Stack traces

Stack traces#

Let’s revisit the breakfast program from the foregoing quiz.

When you run this code, you get a stack trace. These traces are invaluable: they tell you what the program stack was when the exception was raised. Here’s the program output and trace:

Sizzle sizzle
Traceback (most recent call last):
    File "/home/", line 27, in <module>
    File "/home/", line 5, in make_breakfast
    File "/home/", line 18, in toast_bread
        raise ValueError("out of bread")
ValueError: out of bread

Notice a few things. We see the output, Sizzle sizzle, and then the stack trace starts with the word Traceback. Python helpfully informs you that the stack should be read bottom up: the lower the call, the more recent it was to when the exception was thrown. You can read a stack trace like a story:

  • At first, we were running at the top-level. (That’s <module>.) On line 27, we called make_breakfast.

  • When we were running make_breakfast, we called toast_bread on line 5.

  • When we were running toast_bread, we raised an exception on line 18. We were out of bread.

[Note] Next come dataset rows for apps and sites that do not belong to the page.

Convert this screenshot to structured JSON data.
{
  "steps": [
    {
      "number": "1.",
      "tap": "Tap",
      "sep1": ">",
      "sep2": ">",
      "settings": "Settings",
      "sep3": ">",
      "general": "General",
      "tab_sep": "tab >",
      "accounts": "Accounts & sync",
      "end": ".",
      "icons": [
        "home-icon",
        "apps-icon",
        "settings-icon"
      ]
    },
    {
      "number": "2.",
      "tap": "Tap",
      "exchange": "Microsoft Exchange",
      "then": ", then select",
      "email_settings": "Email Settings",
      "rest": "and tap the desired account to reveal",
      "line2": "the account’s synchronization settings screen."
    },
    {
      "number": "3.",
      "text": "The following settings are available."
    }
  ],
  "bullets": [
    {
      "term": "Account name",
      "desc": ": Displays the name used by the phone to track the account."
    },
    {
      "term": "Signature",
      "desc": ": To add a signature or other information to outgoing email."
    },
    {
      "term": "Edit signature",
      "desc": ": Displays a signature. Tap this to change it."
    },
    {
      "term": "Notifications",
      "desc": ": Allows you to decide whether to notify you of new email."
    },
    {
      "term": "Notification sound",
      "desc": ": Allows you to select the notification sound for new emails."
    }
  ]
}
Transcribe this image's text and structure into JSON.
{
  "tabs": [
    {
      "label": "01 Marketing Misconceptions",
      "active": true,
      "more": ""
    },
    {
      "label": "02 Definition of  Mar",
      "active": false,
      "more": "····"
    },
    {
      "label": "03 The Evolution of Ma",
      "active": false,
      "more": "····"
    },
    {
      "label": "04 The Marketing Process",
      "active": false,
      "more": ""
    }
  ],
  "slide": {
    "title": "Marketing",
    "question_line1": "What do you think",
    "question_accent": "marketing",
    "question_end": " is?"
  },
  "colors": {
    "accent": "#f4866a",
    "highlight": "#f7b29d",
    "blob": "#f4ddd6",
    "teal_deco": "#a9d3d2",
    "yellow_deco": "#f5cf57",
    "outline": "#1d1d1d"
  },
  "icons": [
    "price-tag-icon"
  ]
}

There’s one more line of output, and it’s not really part of the stack trace: it’s the default exception handler in Python printing out the exception that made its way to the top level. If an exception is never caught by an except clause, then Python will print out the exception and exit.